Once these steps have been taken there is a simple plan to reach a resolution. Discuss the options (this is done mainly through the communication step previously), analyze the options, negotiate a resolution based on the facts, make adjustments, and lastly, live with the outcome of the resolution. Not every outcome is a clear “win” for one side of a debate. Most often you’ll find a blended result to be the negotiated result. I would suggest there are in fact, three possible outcomes which can result from successful conflict resolution.
- Compromise with a full agreement
This is the ideal outcome. In this outcome both parties agree completely with the result and both sides believe the resolution to be the best and most successful resolution to the conflict.

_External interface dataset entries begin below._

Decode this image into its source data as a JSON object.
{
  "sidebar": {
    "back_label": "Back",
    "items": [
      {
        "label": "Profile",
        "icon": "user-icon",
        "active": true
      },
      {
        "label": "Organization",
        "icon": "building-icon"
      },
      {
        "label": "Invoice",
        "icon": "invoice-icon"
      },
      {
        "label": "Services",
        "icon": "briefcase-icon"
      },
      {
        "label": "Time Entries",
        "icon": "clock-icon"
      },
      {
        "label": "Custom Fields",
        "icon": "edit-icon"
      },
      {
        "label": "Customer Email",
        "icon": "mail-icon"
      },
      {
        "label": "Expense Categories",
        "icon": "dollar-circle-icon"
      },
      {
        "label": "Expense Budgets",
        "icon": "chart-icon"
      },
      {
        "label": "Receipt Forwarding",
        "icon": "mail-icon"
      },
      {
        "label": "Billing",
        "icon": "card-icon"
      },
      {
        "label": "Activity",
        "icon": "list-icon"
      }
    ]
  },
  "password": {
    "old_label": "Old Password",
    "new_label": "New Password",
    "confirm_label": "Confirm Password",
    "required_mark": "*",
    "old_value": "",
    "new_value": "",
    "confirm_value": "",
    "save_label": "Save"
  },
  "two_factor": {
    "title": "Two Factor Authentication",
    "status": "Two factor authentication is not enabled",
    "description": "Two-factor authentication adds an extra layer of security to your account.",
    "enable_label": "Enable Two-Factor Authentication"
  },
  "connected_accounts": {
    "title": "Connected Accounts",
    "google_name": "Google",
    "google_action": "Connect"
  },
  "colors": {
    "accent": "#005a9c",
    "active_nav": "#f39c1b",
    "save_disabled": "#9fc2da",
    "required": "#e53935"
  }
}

- Compromise with partial agreement
This is a second often experienced outcome. In this outcome one party (or both) will make concessions to reach an acceptable resolution, these concessions may cause them to not fully agree with the resolution and yet, as a result of successful communication are able to negotiate a compromise which can be partially agreed upon.
- Compromise with no agreement but acceptance
This is the least desirable outcome, however still a valid resolution to conflict. In this outcome one party accepts the resolution but disagrees with the result. This typically involves accepting a solution to end a conflict but stating a disagreement with it. This should be a last resort for conflict resolution and the party in disagreement must be exceptionally careful to not allow the disagreement to be overpowering of the acceptance. Again, tact and grace are desirable character qualities to exhibit.
Courage is what it takes to stand up and speak. Courage is also what it takes to sit down and listen. — Winston Churchill
Putting it all together.
I’d like to finish with three important take away points. They are quite simple: respect others, stick to the facts, and be willing to compromise. Allow me to elaborate briefly on each.
First, respect others. Be careful to debate the issues and not the person. Be respectful of others. You wouldn’t like someone attacking you in a debate; give them the same courtesy. Obey the golden rule. Remind yourself of what we looked at in the first point above — why you are volunteering? And remember, as a community we have a single common identity.
Second, don’t let your emotions control your discussion. Avoid being overly dramatic in an attempt to “win votes”. It’s hard to keep this in mind when discussing something you’re deeply passionate about. It is also hard when you must convey your thoughts on a language which is not native to you, the nuances of languages, especially English, can be a nightmare. Do your best to think through your words before speaking — choose carefully. This becomes easier when only discussing facts. State facts clearly and concisely. And then listen to others’ responses.
Lastly, work together to negotiate a solution. Compromise is often the result of debates. Don’t expect to always win everyone to your point of view. You may have times when you clearly state your facts and it is evident to all the truth in your view; more than likely some compromise will be necessary. This is not failure. You are not losing the argument to come to an agreement which involves sacrifices on both sides of an issue. See our previous point regarding the outcomes of a conflict.
About the author
David Hurley is a small-business owner with a passion for open source communities and realizing the power of people working together. He volunteers his time to a number of non-profit organizations where he seeks to enable others to become more empowered and to love what they do. You are welcome to follow him on twitter: @dbhurley or LinkedIn: /davidbhurley or contact him through email or Google+ David Hurley
Intentionally building communities (More hallway!)
Conflict Management in Community Organizations
Outline of Community
The 5 Languages of Appreciation in the Workplace: Empowering Organizations by Encouraging People
— Gary Chapman http://www.appreciationatwork.com/